World Health Organization Update (2017)

Based on evidence review, WHO also supports the use of tranexamic acid with postpartum hemorrhage

Early use of intravenous tranexamic acid (within 3 hours of birth) in addition to standard care is recommended for women with clinically diagnosed postpartum haemorrhage following vaginal birth or caesarean section (Strong recommendation, moderate quality of evidence)

Administration of TXA should be considered as part of the standard PPH treatment package and be administered as soon as possible after onset of bleeding and within 3 hours of birth

The reference point for the start of the 3-hour window for starting TXA administration is time of birth

If time of birth is unknown, the best estimate of time of birth should be used as the reference point

TXA should be used in all cases of PPH, regardless of whether the bleeding is due to genital tract trauma or other causes

CONSIDERATIONS IN COVID POSITIVE PATIENTS

Tranexamic Acid (TXA)

  • COVID-19 appears to be a hypercoagulable state
  • TXA can be considered for the treatment of PPH in keeping with guidance for non-COVID-19 patients
  • However, ACOG states

because of the possible additive effect of the increased risk of thrombosis from COVID-19 infection and the hypercoagulative state of pregnancy, it may be prudent to consider this increased likelihood of clotting before administering TXA for postpartum hemorrhage

Hemabate

  • While Hemabate is not used in asthma due to risk for bronchospasm, patients with COVID-19 have respiratory symptoms consistent with viral pneumonia
  • While there is no data specific to COVID-19 and this medication, “Hemabate is not generally withheld” in patients with viral pneumonia

SYNOPSIS:

The key to managing PPH is identifying the severity of the situation early and quantifying estimated blood loss (EBL).  A second large bore (16 gauge or larger) should be placed and Ringers Lactate used to replace blood loss at 2:1 while, simultaneously as the team is notified, medications are administered to the patient and massive transfusion protocol is initiated.  Initiate fundal massage and place a Foley catheter.

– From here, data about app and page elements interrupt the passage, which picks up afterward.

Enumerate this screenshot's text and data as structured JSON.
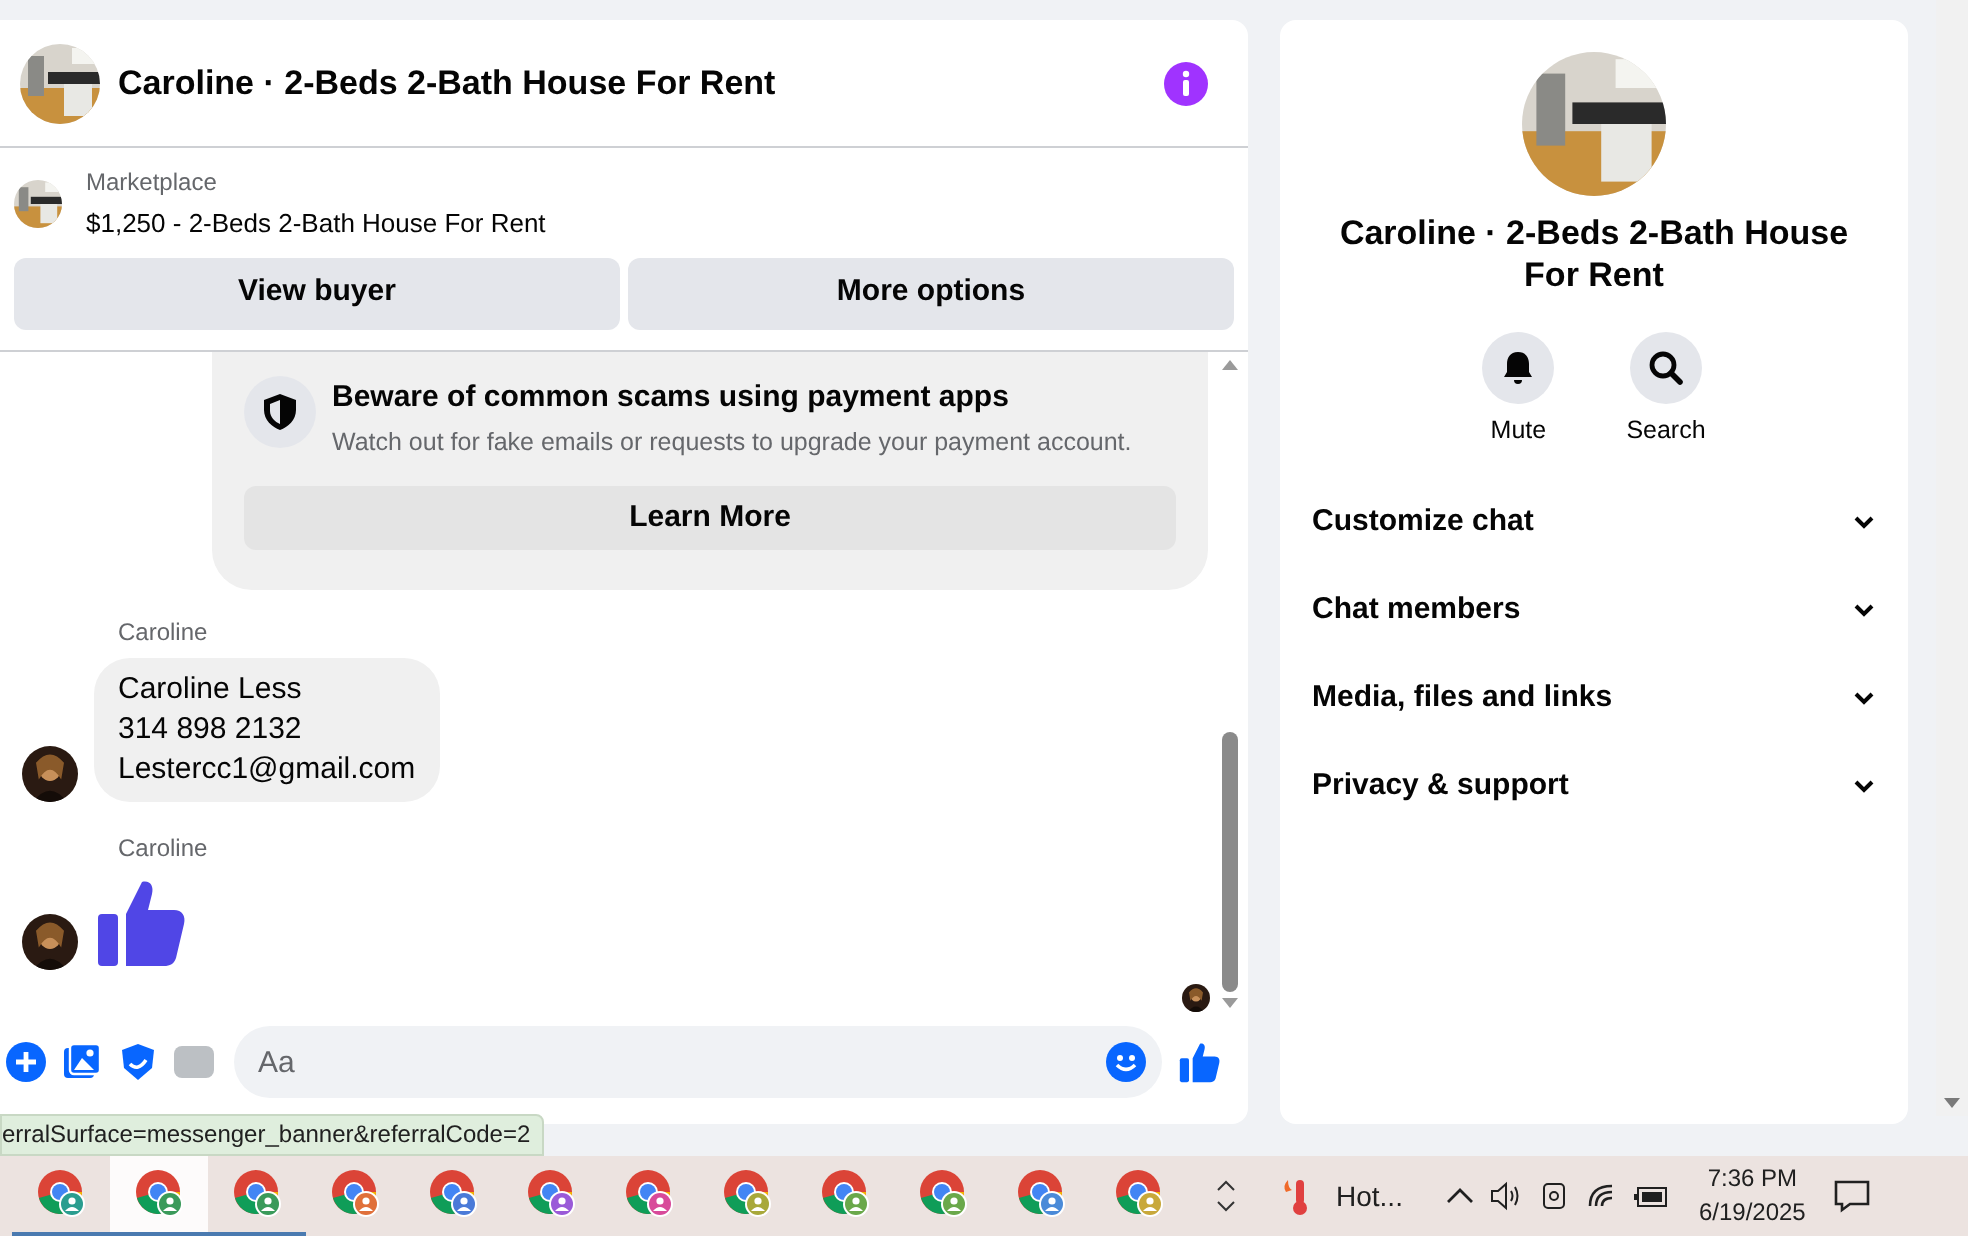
{
  "chat": {
    "title": "Caroline · 2-Beds 2-Bath House For Rent",
    "listing": {
      "source": "Marketplace",
      "title": "$1,250 - 2-Beds 2-Bath House For Rent"
    },
    "actions": [
      "View buyer",
      "More options"
    ],
    "notice": {
      "title": "Beware of common scams using payment apps",
      "body": "Watch out for fake emails or requests to upgrade your payment account.",
      "button": "Learn More"
    },
    "messages": [
      {
        "kind": "text",
        "sender": "Caroline",
        "lines": [
          "Caroline Less",
          "314 898 2132",
          "Lestercc1@gmail.com"
        ]
      },
      {
        "kind": "like",
        "sender": "Caroline"
      }
    ],
    "composer": {
      "placeholder": "Aa"
    }
  },
  "details": {
    "title": "Caroline · 2-Beds 2-Bath House For Rent",
    "actions": [
      {
        "kind": "mute",
        "label": "Mute"
      },
      {
        "kind": "search",
        "label": "Search"
      }
    ],
    "sections": [
      {
        "label": "Customize chat",
        "expanded": false
      },
      {
        "label": "Chat members",
        "expanded": false
      },
      {
        "label": "Media, files and links",
        "expanded": false
      },
      {
        "label": "Privacy & support",
        "expanded": false
      }
    ]
  },
  "status_url": "erralSurface=messenger_banner&referralCode=2",
  "taskbar": {
    "apps": [
      {
        "color": "#2a9d8f",
        "selected": false,
        "running": true
      },
      {
        "color": "#3a9a5a",
        "selected": true,
        "running": true
      },
      {
        "color": "#3a9a5a",
        "selected": false,
        "running": true
      },
      {
        "color": "#e0703a",
        "selected": false,
        "running": false
      },
      {
        "color": "#4a7ad8",
        "selected": false,
        "running": false
      },
      {
        "color": "#9a5ad8",
        "selected": false,
        "running": false
      },
      {
        "color": "#d84a9a",
        "selected": false,
        "running": false
      },
      {
        "color": "#a8a83a",
        "selected": false,
        "running": false
      },
      {
        "color": "#6aa84a",
        "selected": false,
        "running": false
      },
      {
        "color": "#6aa84a",
        "selected": false,
        "running": false
      },
      {
        "color": "#4a8ad8",
        "selected": false,
        "running": false
      },
      {
        "color": "#c8a83a",
        "selected": false,
        "running": false
      }
    ],
    "weather": "Hot...",
    "time": "7:36 PM",
    "date": "6/19/2025"
  }
}
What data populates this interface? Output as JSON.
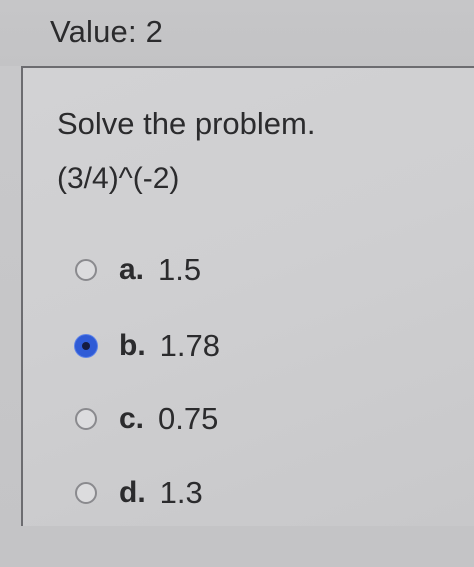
{
  "header": {
    "value_label": "Value: 2"
  },
  "question": {
    "prompt": "Solve the problem.",
    "expression": "(3/4)^(-2)"
  },
  "options": [
    {
      "letter": "a.",
      "value": "1.5",
      "selected": false
    },
    {
      "letter": "b.",
      "value": "1.78",
      "selected": true
    },
    {
      "letter": "c.",
      "value": "0.75",
      "selected": false
    },
    {
      "letter": "d.",
      "value": "1.3",
      "selected": false
    }
  ],
  "colors": {
    "selected_radio": "#2f5bd6"
  }
}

KEY POINTS:

  • ABCs
    • Airway: Assess and stabilize
    • Breathing: Supplemental oxygen, 5-7 L/min by tight face mask
    • Circulation: do NOT wait for change in vitals
      • Compromised blood volume: pallor, delayed capillary refill and decreased urinary output
      • Late signs: decreased BP and tachycardia
  • Consider intrauterine balloon tamponade or compression sutures for refractory atony
  • Surgical Interventions may be a life-saving measure and should not be delayed while waiting to correct coagulopathy
  • Quantitative measurement of blood loss is more acurate than visual estimation (see ‘Learn More – Primary Sources’ below) and require 2 key elements
    • Direct measurement of blood loss
    • Protocols for collecting and reporting a cumulative record of blood loss following delivery

Learn More – Primary Sources:

ACOG District II Safe Motherhood Initiative – Obstetric Hemorrhage

FIGO recommendations on the management of postpartum hemorrhage 2022

AWHONN video: Quantification of Blood Loss

ACOG Committee Opinion 794: Quantitative Blood Loss in Obstetric Hemorrhage

ACOG Practice Bulletin 183: Postpartum Hemorrhage

Effect of early tranexamic acid administration on mortality, hysterectomy, and other morbidities in women with post-partum haemorrhage (WOMAN): an international, randomised, double-blind, placebo-controlled trial

California Maternal Quality Care Collaborative (CMQCC): OB Hemorrhage ToolkitV3.0

WHO recommendation on tranexamic acid for the treatment of postpartum haemorrhage

ACOG COVID-19 FAQs for Obstetrical Care